### [WORK TASK]
Scan the lines below for the string "Micaela" and copy every one that has it.

### [LISTED RECORDS]

··········

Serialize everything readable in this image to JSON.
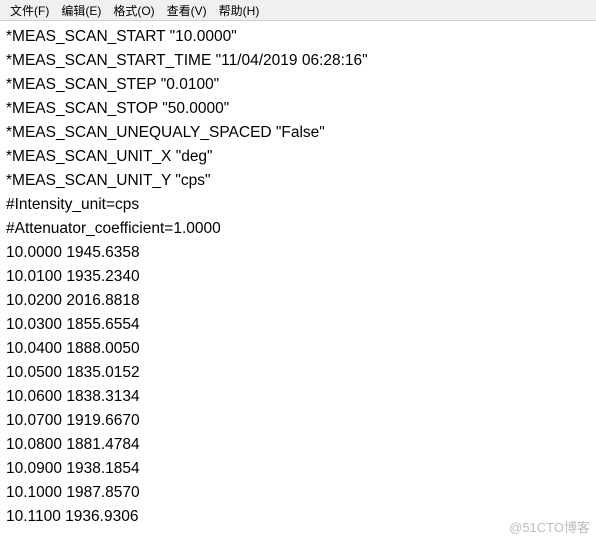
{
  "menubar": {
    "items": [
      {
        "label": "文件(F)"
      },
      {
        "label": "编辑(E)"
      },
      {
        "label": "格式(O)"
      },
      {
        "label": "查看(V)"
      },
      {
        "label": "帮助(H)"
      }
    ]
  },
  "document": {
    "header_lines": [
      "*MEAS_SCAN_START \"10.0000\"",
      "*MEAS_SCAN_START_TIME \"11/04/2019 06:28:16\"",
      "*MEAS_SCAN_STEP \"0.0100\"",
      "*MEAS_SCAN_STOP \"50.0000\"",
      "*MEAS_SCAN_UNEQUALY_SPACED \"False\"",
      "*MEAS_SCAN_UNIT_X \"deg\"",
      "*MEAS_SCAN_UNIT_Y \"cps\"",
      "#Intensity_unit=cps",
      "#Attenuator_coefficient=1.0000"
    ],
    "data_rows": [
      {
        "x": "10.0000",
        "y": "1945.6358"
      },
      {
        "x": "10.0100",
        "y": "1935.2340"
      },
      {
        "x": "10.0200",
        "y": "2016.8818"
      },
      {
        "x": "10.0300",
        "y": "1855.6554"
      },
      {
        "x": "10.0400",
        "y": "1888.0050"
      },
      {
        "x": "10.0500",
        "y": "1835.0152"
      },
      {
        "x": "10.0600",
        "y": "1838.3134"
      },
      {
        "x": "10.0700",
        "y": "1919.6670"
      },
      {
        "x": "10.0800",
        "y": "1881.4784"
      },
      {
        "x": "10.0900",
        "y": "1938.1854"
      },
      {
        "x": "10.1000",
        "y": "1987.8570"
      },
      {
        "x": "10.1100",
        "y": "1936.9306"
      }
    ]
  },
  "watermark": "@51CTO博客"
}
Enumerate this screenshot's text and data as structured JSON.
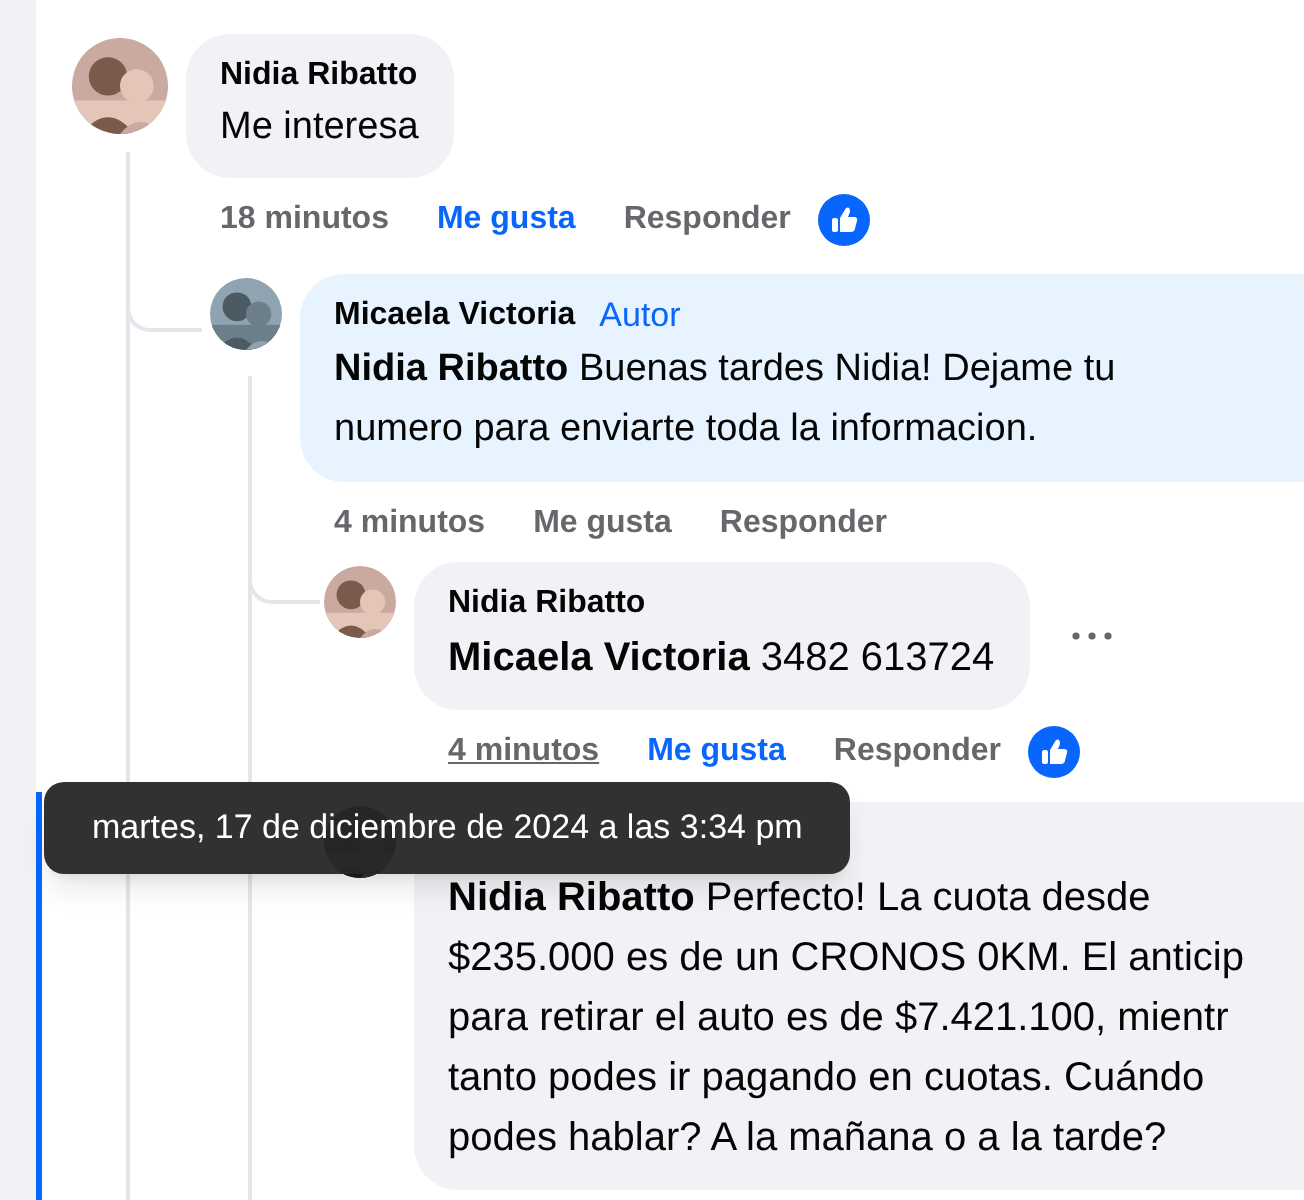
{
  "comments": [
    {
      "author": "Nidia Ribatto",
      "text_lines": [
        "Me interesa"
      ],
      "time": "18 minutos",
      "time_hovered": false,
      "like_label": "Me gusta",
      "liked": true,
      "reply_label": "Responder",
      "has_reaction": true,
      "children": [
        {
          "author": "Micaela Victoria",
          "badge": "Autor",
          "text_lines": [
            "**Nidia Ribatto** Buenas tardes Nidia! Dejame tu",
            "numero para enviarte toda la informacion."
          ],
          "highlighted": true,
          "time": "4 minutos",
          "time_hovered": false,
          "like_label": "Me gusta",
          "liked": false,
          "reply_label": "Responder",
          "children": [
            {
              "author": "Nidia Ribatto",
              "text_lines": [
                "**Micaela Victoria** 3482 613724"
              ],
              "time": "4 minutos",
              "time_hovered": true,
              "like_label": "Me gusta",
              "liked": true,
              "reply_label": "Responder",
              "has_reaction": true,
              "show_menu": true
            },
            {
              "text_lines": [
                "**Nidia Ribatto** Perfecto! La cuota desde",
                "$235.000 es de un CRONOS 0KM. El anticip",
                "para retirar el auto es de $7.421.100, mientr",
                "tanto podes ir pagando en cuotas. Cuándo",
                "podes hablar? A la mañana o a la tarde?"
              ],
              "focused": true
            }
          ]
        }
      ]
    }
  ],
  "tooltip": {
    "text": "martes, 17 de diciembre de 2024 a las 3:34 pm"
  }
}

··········

### [OUTPUT FOR THIS EXERCISE]
          "author": "Micaela Victoria",
                "**Micaela Victoria** 3482 613724"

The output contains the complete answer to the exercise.